“It doesn’t necessarily go where your ear thinks it’s always going to go,” she says. “It’s hard for young voices, but the result is great, really cool. With nice, tight, crunchy harmonies.”
The Broadway cast numbered five. Stage Left has two 40-member casts — red and blue —?with actors from 7 to 18.
Linn-Baker says the more the merrier.
“The thing that I love about the show is that it winds up being done all over the place and being done by local companies,” he says. “Even when we were doing it at the beginning in big theaters it still had a very homegrown feeling.”
Mitchell Schneider, 16, of New City, plays Frog in the blue cast.
“He’s the yin to Toad’s yang,” Schneider says. “He’s very much the optimist, always seeing the bright side. If something went wrong, he still says, ‘Hey, we had a fun time doing it, so it was still a good idea.’”
Rachel Karlin, 18, of Suffern, plays Toad to Schneider’s Frog.
“The lines are simplistic, but the emotions are right there,”?Karlin says. “They say what they’re feeling, which is a great message for little kids, and what the books are really about.”
“My young cousins are reading the books now and they’re excited to come to see the show,” Karlin says. “They like the story ‘Toad looks funny in a bathing suit.’”
Patrick Gambuti III, of Old Tappan, N.J., plays Toad in the red cast.

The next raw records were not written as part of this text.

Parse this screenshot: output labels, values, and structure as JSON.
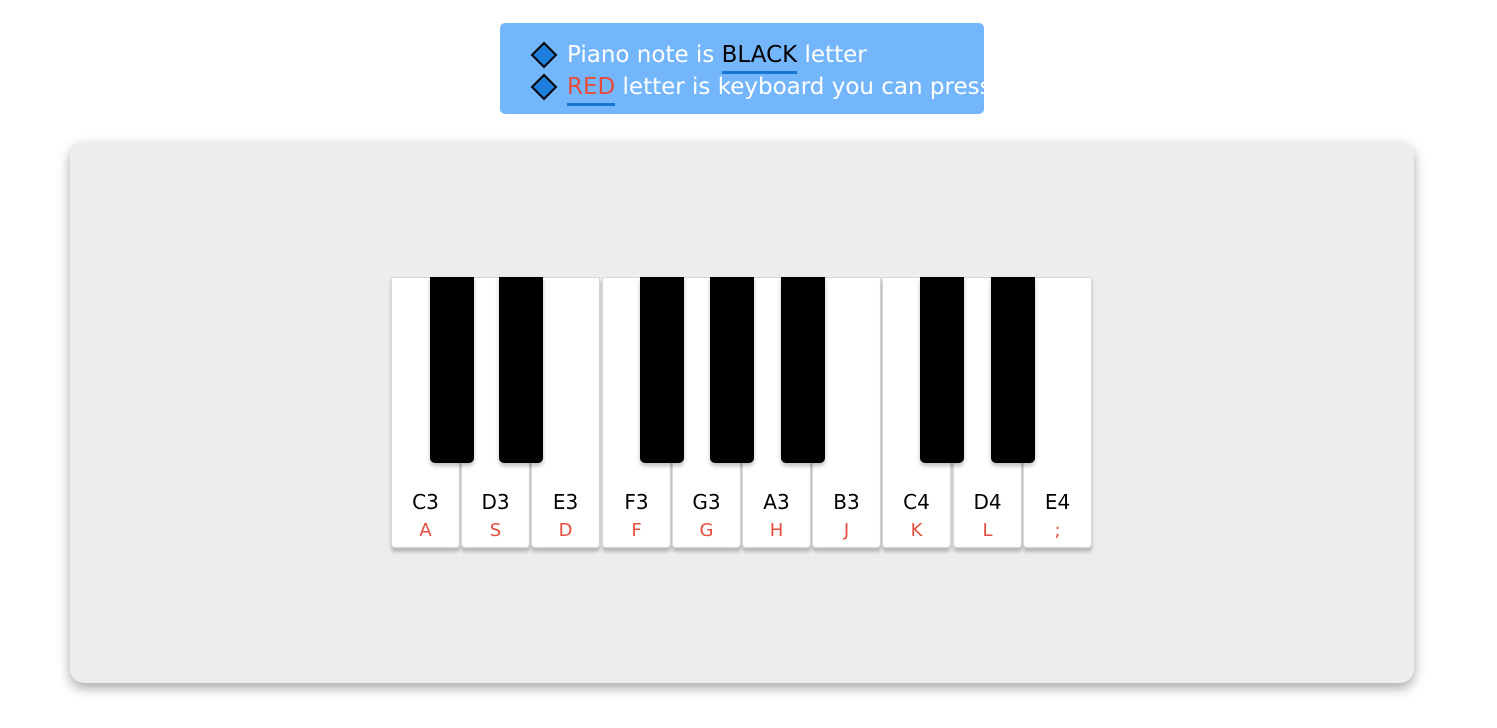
{
  "banner": {
    "line1_prefix": "Piano note is",
    "line1_highlight": "BLACK",
    "line1_suffix": "letter",
    "line2_highlight": "RED",
    "line2_suffix": "letter is keyboard you can press",
    "bullet_icon": "diamond-icon",
    "background_color": "#74b6fc",
    "underline_color": "#1976d2"
  },
  "piano": {
    "white_keys": [
      {
        "note": "C3",
        "key": "A"
      },
      {
        "note": "D3",
        "key": "S"
      },
      {
        "note": "E3",
        "key": "D"
      },
      {
        "note": "F3",
        "key": "F"
      },
      {
        "note": "G3",
        "key": "G"
      },
      {
        "note": "A3",
        "key": "H"
      },
      {
        "note": "B3",
        "key": "J"
      },
      {
        "note": "C4",
        "key": "K"
      },
      {
        "note": "D4",
        "key": "L"
      },
      {
        "note": "E4",
        "key": ";"
      }
    ],
    "note_color": "#000000",
    "key_label_color": "#e74c3c",
    "black_key_color": "#000000"
  }
}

“Toad is a nervous wreck and high-strung. Everything gets to me,” he says. “It’s kind of like I am in real life.”
Jenna Sachs, 17, from Suffern, plays Frog to Gambuti’s Toad.
“They’re an excellent contrast,” she says. “They keep each other in check and balance each other out nicely.”

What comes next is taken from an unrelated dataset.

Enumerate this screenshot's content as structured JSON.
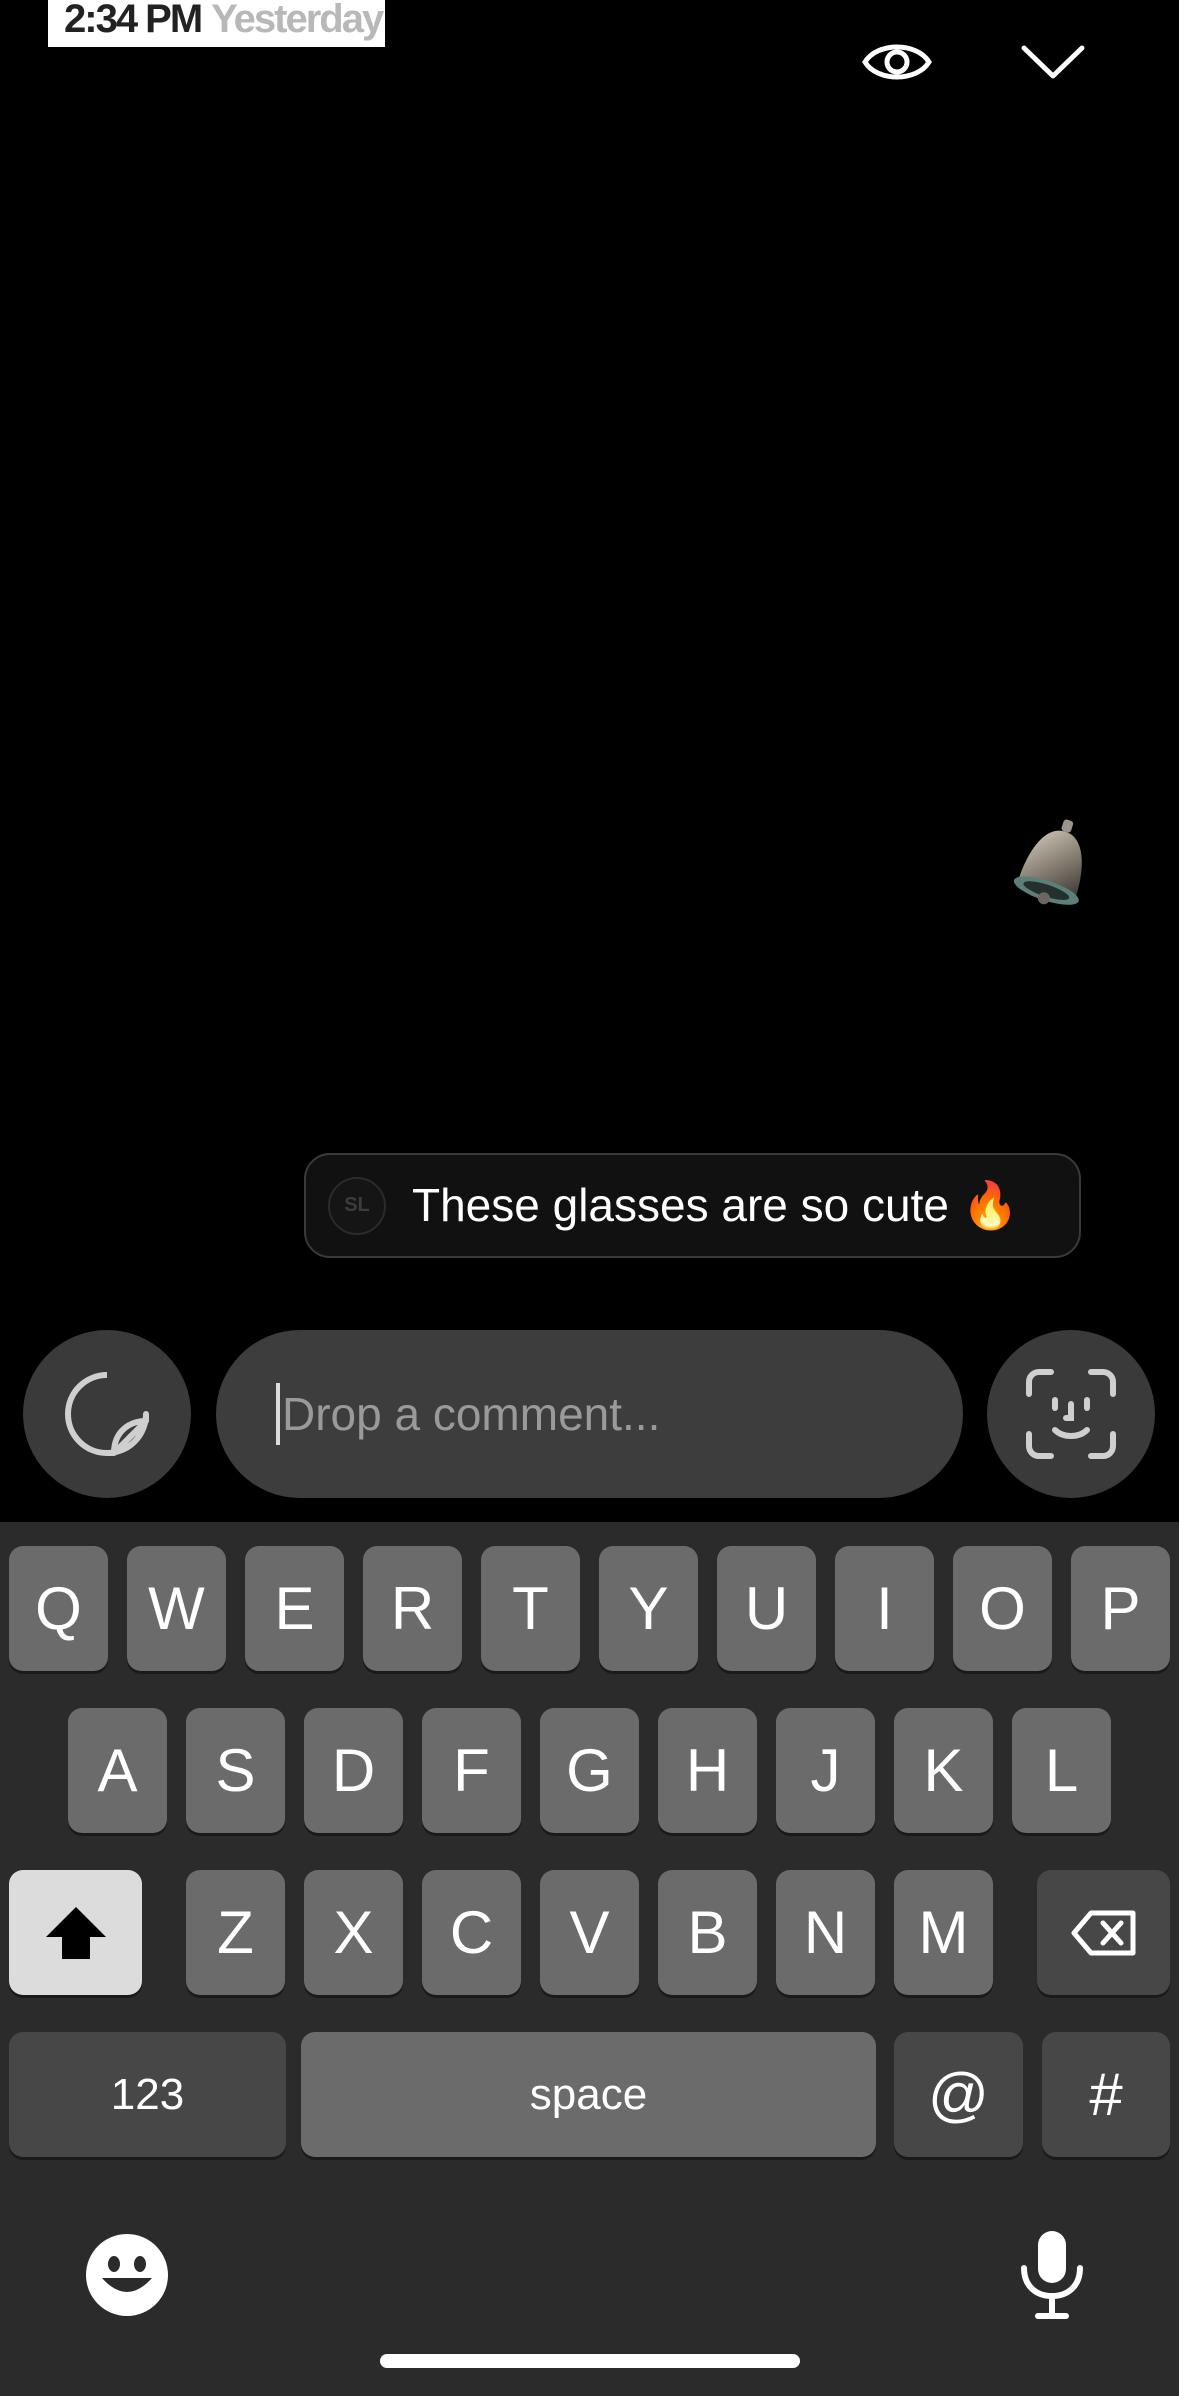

The music is difficult, says the actress, who played Cosette in Suffern High School’s production of “Les Miserables” earlier this spring. The ride from Suffern to rehearsals in Tappan and performances in Nyack “is a schlep and a half, but this is my home,” she says. “This is where the magic is.”
Lindsey Sherman, 17, was Belle in “Beauty and the Beast” at Stage Left last year. This year, she’s Snail.
“This is such a fun role and so silly,” she says. “It takes Snail an entire year to deliver one letter.”
Sam Weinstein shares the role of Snail, and happens to be Sherman’s best friend.
Weinstein has been with Stage Left as long as there has been a Stage Left: This marks her 11th mainstage show. She says the song “I’m Coming Out of My Shell” is a case of art imitating life.
“When I started here, I was so shy that I’d cry all the time, but now I’m really outgoing,” says the bubbly Weinstein who talks much faster than any Snail has a right to.
“A Year with Frog and Toad”
When: 7 p.m., May 7, 14; 1 p.m. and 7 p.m. May 8, 15; 1 p.m., May 9, 16.
Where: Stage Left Children’s Theater, Ritterhausen Auditorium at the Old Nyack High School, 131 N. Midland Ave., Nyack
Tickets: $15; $12 seniors and those 12 and under
Top photos by Mark Vergari: Jenna Sachs of Suffern (Frog) and Patrick Gambuti III of Tappan (Toad); Rachel Karlin of Suffern (Toad) and Mitchell Schneider of New City (Frog); Sam Weinstein (Snail).
Bottom photo by Rob Levine: The 2003 Broadway production of “A Year With Frog & Toad” featured Mark Linn-Baker, front, asToad and Jay Goede as Frog.